In rare cases, crying violators with sloppy maintenance practices or driving records are ordered to shut down.
“We need to continue to focus on driver behaviors, as the immense majority of crashes can be attributed to some kind of driver error,” aforementioned Lantz, a senior research fellow at the University of Denver who besides is associate director of the Upper Great Plains Transportation Institute at North Dakota State University.
Since the FMCSA was formed in 2000 inside the U.S. Department of Transportation, outside advocates and government watchdogs have applied pressure sporadically for more aggressive social control. In 2013, as the newer system was being rolled out, the National Transportation Safety Board called for better oversight of the trucking industry and for companies to take more proactive safety precautions.

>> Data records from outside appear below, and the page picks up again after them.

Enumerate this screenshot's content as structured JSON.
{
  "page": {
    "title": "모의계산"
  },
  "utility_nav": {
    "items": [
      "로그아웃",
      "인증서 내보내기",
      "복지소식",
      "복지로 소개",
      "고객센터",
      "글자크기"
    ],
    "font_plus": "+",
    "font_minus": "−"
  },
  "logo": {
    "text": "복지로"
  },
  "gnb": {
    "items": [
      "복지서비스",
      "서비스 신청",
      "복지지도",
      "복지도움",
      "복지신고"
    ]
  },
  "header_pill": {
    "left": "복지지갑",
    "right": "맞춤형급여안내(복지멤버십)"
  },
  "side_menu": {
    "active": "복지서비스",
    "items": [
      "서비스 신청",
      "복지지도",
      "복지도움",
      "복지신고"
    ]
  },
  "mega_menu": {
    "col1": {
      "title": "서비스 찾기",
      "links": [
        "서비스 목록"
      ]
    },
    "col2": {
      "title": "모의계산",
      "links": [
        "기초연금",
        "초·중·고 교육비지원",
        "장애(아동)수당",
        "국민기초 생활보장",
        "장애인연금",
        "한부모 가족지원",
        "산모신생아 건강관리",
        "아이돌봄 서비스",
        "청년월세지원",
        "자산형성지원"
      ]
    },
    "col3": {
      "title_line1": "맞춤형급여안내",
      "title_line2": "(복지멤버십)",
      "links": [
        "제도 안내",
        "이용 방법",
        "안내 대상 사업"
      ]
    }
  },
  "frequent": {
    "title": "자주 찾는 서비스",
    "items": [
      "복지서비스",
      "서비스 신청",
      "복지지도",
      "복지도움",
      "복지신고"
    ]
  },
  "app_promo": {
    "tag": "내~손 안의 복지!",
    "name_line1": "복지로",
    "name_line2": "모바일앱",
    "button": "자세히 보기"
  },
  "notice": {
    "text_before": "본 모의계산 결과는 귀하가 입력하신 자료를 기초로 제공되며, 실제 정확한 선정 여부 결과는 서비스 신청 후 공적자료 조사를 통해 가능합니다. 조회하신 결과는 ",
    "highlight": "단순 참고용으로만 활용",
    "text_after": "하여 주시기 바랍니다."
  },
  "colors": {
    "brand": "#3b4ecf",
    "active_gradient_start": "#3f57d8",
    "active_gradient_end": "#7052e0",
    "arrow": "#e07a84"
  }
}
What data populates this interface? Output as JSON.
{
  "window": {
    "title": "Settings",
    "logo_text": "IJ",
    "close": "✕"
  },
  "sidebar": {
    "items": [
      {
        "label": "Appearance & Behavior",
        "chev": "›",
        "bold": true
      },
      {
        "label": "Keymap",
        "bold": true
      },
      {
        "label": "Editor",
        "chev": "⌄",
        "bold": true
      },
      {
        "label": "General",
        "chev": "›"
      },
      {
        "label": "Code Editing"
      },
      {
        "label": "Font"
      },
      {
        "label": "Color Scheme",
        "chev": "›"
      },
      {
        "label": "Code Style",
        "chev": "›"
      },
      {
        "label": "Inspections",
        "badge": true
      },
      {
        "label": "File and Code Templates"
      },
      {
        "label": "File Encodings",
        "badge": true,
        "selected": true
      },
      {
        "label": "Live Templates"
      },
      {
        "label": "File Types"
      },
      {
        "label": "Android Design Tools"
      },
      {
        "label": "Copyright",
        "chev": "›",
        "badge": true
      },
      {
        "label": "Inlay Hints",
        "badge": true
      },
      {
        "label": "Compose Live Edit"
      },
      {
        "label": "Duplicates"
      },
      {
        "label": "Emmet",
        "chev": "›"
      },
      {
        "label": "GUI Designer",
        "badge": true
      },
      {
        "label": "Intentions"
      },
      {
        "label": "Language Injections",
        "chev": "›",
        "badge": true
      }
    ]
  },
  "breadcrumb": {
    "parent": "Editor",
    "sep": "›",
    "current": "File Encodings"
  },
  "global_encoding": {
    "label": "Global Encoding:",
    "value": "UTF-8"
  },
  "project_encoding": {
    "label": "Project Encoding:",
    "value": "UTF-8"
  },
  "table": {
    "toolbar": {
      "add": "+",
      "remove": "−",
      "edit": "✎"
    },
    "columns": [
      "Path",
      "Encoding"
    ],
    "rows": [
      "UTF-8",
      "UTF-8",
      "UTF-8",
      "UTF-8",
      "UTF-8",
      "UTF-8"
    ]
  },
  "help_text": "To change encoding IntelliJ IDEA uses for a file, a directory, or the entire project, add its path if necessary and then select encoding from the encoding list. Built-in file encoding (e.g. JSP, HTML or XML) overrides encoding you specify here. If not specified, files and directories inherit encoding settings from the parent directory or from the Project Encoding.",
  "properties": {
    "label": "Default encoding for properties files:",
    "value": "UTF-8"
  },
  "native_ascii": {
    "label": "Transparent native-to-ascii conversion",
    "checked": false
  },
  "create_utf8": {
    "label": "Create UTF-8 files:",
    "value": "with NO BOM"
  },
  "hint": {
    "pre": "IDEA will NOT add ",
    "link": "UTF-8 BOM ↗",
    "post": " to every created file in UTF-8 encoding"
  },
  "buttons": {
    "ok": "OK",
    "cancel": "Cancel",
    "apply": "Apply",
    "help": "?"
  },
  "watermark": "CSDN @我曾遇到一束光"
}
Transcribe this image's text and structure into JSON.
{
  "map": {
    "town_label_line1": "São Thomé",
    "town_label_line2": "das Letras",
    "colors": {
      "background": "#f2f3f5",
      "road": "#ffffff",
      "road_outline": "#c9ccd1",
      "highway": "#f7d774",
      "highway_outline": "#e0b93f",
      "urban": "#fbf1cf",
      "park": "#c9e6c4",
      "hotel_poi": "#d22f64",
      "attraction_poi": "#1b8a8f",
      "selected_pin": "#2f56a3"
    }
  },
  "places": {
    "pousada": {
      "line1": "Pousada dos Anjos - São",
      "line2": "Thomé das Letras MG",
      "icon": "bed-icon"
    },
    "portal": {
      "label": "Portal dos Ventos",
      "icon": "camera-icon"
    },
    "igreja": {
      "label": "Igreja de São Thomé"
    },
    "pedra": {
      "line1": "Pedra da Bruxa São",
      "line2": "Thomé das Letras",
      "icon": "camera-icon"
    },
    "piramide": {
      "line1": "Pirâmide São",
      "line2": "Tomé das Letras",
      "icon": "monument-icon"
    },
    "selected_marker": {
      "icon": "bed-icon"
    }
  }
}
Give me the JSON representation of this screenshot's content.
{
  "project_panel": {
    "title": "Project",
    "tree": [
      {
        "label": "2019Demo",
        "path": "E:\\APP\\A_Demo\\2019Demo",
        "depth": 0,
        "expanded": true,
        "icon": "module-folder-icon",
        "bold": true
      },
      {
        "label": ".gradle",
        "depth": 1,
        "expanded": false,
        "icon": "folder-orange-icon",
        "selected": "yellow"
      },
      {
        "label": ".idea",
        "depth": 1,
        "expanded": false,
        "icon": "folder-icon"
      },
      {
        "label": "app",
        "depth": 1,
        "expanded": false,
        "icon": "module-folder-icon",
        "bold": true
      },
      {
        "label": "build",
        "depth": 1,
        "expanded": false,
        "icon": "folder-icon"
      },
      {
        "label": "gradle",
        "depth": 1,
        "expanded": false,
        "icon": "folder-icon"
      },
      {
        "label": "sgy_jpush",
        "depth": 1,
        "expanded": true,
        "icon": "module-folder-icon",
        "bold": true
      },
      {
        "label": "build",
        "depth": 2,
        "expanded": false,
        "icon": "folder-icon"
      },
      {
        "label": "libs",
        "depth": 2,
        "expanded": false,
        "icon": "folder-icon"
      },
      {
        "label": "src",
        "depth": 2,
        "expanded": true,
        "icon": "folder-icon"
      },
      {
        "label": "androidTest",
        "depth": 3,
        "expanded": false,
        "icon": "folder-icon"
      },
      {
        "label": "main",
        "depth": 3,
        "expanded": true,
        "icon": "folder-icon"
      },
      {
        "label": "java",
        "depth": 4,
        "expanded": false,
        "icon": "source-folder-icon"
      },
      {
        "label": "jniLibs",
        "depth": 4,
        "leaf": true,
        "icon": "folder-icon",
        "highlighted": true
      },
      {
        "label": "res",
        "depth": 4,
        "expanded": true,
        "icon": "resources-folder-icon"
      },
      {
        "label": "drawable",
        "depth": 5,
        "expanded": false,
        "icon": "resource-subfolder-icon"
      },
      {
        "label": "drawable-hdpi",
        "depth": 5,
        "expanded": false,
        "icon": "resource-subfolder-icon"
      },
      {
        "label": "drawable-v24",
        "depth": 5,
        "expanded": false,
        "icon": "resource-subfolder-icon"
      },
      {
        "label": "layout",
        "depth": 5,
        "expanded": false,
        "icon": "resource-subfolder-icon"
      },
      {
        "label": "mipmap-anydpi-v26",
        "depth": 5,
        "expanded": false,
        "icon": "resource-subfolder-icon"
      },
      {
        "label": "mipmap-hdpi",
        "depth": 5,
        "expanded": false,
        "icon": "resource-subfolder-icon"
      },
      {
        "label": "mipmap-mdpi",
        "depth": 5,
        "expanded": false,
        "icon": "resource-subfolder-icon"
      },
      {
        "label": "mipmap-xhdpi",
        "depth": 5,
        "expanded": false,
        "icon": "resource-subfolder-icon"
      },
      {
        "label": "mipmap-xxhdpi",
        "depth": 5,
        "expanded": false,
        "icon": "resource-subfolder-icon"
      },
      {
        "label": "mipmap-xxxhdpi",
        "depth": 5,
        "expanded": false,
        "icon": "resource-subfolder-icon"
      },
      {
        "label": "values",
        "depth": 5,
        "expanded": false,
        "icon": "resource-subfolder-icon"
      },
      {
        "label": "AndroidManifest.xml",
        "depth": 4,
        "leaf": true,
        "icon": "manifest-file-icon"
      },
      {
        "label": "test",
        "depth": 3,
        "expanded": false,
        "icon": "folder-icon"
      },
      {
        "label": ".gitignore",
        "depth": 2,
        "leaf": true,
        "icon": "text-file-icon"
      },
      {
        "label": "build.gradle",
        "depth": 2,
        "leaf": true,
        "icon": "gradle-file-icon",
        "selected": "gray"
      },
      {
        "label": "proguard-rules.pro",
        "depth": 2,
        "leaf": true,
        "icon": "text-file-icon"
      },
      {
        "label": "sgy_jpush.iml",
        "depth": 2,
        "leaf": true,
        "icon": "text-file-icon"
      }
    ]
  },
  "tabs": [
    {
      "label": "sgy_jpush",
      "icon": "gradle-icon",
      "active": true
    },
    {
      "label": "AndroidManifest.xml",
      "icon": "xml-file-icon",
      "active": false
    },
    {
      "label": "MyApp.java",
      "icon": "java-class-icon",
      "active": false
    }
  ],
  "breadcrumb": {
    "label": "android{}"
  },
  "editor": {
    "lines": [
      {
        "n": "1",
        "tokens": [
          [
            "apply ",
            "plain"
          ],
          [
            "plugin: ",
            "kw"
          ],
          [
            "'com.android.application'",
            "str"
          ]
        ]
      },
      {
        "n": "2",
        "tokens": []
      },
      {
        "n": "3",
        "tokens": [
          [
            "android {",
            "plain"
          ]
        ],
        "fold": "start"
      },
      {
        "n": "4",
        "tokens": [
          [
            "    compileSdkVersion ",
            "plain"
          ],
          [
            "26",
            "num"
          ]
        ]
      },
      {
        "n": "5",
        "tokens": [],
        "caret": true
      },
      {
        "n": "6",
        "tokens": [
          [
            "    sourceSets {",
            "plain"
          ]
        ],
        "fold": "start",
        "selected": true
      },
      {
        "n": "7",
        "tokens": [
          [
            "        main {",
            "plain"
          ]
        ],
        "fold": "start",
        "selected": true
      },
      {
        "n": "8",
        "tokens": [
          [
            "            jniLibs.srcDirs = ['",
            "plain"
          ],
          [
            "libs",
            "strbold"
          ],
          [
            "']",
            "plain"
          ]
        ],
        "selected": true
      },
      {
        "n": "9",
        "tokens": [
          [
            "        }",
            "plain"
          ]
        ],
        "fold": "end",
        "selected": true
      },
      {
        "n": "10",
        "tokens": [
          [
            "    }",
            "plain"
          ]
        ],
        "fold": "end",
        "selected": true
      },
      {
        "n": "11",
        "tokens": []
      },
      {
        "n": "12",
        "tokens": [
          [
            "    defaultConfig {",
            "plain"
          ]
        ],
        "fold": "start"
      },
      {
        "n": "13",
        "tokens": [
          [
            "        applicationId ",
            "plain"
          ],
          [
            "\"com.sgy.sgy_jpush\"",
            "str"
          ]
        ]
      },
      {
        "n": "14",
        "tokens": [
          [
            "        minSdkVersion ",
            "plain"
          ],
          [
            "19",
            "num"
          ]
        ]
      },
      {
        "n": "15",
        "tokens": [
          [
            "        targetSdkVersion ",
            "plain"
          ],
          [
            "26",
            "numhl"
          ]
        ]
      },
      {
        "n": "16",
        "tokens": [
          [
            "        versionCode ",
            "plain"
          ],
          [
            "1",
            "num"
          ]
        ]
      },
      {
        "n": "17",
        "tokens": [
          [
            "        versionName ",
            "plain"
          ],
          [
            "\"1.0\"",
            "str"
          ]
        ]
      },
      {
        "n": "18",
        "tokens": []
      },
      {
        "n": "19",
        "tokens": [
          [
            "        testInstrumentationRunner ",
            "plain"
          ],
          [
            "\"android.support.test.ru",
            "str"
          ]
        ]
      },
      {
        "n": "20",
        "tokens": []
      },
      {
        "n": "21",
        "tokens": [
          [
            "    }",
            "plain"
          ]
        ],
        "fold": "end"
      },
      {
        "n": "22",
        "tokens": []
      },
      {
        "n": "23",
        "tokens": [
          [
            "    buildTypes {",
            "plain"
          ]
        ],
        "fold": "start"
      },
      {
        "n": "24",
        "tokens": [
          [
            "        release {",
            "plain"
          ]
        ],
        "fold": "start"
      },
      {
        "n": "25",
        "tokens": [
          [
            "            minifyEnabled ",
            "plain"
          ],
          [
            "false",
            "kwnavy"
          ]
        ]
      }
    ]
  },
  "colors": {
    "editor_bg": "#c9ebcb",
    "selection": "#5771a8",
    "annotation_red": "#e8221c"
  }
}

Even if encompassing vehicles tend to cause more crashes than the trucks themselves, the size disadvantage has disproportionately deadly results.
In 2017, national crash information show, occupants of rider vehicles, motorcycle drivers and people who weren’t in vehicles accounted for about 80 percentage of the 4,761 people killed in crashes involving large trucks.
Sensitive to public perceptions that point the finger at trucks, industry leadership say more law-social control inspectors at the state and federal levels could ratchet up efforts to root out bad actors in the industry.
- Company of truck driver in remission in fiery I-70 crash had multiple brake safety violations
- Four victims who died in Thursday’s 28-car crash on Interstate 70 best-known
- Family of semi driver involved in fiery I-70 crash describes call with him after wreck
The public should “be confident that the lion’s share — the overwhelming majority — of drivers out there, especially commercial motor vehicle drivers, are safe,” aforementioned Chris Turner, a former Kansas main road Patrol commander who now is the director of crash and information programs for the Commercial Vehicle Safety Alliance. The nonprofessorit represents social control officials in the United States, Canada and Mexico and works with the industry on uniform review and violation standards.
“This is their livelihoods and they take it seriously,” he aforementioned of drivers. “But like any situation or professoression, there are those who aren’t as professoressional, and they are the ones who are untypically involved in those type of collisions.”